Figure 3: Different Image Classes [1].
While Fig. 3 may seem strange, it doesn't compare to Fig. 1. In Fig. 1, DeepDream produces an image, and then that same image is fed back into DeepDream. This continuous, “Inception”-like​ looping is what causes the drastic differences between the input and final output [5]. A closer look at Fig. 1 shows the neural network looking for what it's trained to see. After many iterations, the rocks slowly transform into buildings and pagodas. Each iteration of DeepDream morphs the image slightly, as it attempts to "see" the objects it's trained to see. Even if these objects aren't present, as is the case with Fig. 1, the network tries to perceive them from something that looks similar [5]. This feedback loop eventually creates pronounced images which weren't even in the original image. DeepDream and, by extension neural networks, are incredibly powerful. While they have been under active research for over 70 years, they are still in their infancy.

Neural Networks in the Future

While computers routinely fail in some complex areas, it's clear that neural networks show promise in these problem spaces. Consider the pure computing power of computers combined with the plasticity and versatility of the human brain. The possibilities are endless. DeepDream has already shown potential in the field of image recognition and processing. Future advancements could do more than create trippy images - it could lead to robots with human-like vision with artificial eyes [6]. For the more financially inclined, a properly trained neural network could analyze the stock market and predict future trends [6]. In the field of thermodynamics, neural networks could learn to predict vapor-liquid equilibrium data for various substances [7].
The list of potential applications is endless. However, the loftiest goal with neural networks is to advance artificial intelligence [2]. Russell and Norvig believe that neural networks are essential to properly simulating intelligence, a theory which sounds incredibly logical. It intuitively makes sense that the best application of an electronic structure that mimics the brain is to recreate human thought processing. A fully capable artificial brain could introduce a new trend of neural network enhanced androids and ultimately revolutionize the concept of humanity. And who knows- maybe these androids will dream of electric sheep after all! We may be light years away from this concept, but DeepDream is the first step toward understanding the vast capabilities of the neural network.

References

    • [1] A. Mordvintsev, "DeepDream - a code example for visualizing Neural Networks", Research Blog, 2016. [Online]. Available: http://googleresearc​h.blogspot.com/2015/​07/deepdream-code-ex​ample-for-visualizin​g.html. [Accessed: 09- Feb- 2016].
    • [2] S. Russell, P. Norvig and E. Davis, Artificial intelligence.
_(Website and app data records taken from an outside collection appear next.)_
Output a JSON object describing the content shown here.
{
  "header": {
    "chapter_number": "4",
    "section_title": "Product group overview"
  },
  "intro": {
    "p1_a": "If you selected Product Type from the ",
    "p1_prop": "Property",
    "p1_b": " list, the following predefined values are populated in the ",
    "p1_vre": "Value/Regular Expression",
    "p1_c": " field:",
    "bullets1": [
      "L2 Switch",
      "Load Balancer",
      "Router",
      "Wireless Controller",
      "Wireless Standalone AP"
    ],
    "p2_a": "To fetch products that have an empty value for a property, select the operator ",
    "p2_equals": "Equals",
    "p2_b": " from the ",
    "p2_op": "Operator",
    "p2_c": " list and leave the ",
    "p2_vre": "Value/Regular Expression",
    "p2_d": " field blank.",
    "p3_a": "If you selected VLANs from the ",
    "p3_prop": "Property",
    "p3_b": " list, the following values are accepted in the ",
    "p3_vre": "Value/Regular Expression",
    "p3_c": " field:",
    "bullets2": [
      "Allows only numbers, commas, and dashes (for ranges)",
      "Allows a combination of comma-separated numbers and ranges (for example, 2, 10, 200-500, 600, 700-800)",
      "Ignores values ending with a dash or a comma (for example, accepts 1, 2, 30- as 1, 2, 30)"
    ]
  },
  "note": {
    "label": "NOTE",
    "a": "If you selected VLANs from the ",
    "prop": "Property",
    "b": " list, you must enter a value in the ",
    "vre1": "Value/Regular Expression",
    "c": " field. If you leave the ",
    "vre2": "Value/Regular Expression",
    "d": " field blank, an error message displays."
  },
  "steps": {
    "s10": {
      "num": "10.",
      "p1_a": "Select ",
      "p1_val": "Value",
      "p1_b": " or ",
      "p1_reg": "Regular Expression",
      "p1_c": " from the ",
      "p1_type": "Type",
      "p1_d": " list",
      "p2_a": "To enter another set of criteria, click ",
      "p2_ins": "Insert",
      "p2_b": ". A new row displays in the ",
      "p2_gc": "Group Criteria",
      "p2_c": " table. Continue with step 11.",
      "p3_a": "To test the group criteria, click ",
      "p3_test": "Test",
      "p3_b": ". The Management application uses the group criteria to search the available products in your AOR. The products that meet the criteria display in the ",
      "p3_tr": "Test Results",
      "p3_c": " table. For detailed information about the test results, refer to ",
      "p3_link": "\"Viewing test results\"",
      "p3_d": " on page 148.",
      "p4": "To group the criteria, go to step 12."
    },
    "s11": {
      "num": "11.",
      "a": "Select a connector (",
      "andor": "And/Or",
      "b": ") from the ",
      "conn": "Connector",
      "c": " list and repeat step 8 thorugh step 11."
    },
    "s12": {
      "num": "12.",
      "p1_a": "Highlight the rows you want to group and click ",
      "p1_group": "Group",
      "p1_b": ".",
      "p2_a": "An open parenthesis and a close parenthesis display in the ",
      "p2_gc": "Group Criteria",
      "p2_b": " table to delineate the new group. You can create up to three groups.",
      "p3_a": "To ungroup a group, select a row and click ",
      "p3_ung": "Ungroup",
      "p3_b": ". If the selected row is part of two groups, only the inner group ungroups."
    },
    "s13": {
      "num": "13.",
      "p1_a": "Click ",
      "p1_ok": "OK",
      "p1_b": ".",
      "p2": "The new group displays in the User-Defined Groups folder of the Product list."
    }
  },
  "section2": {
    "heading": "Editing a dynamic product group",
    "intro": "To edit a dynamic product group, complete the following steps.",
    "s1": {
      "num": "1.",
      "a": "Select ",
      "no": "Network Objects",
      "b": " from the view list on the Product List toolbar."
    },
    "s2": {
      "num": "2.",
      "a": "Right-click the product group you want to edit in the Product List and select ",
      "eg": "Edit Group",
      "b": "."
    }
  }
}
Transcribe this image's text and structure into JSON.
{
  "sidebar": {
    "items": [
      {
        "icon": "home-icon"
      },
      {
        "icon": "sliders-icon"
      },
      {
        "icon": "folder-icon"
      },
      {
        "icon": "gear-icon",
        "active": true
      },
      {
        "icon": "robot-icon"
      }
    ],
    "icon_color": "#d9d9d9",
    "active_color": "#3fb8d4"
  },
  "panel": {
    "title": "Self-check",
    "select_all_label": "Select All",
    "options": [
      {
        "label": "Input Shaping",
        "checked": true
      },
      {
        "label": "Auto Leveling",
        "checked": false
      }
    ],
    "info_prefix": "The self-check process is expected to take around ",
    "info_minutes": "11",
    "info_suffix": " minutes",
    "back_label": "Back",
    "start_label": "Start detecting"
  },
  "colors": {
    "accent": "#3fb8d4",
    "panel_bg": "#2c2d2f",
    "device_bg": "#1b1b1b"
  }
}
Upper Saddle River, NJ: Prentice Hall, 2010.
    • [3] M. Nielsen, "Neural Networks and Deep Learning", Determination Press, 2015.
    • [4] N. Fraser, "Neural Network Follies", Neil.fraser.name, 2016. [Online]. Available: https://neil.fraser.​name/writing/tank/. [Accessed: 08- Feb- 2016].
    • [5] A. Mordvintsev, "Inceptionism: Going Deeper into Neural Networks", Research Blog, 2016. [Online]. Available: http://googleresearc​h.blogspot.com/2015/​06/inceptionism-goin​g-deeper-into-neural​.html. [Accessed: 08- Feb- 2016].
    • [6] Cs.stanford.edu, "Neural Networks - Future", 2016. [Online]. Available: https://cs.stanford.​edu/people/eroberts/​courses/soco/project​s/neural-networks/Fu​ture/index.html. [Accessed: 09- Feb- 2016].
    • [7] R. Sharma, "Potential applications of artificial neural networks to thermodynamics: vapor–liquid equilibrium predictions", Sciencedirect.com, 2016. [Online]. Available: http://www.sciencedi​rect.com/science/art​icle/pii/S0098135498​002816. [Accessed: 09- Feb- 2016].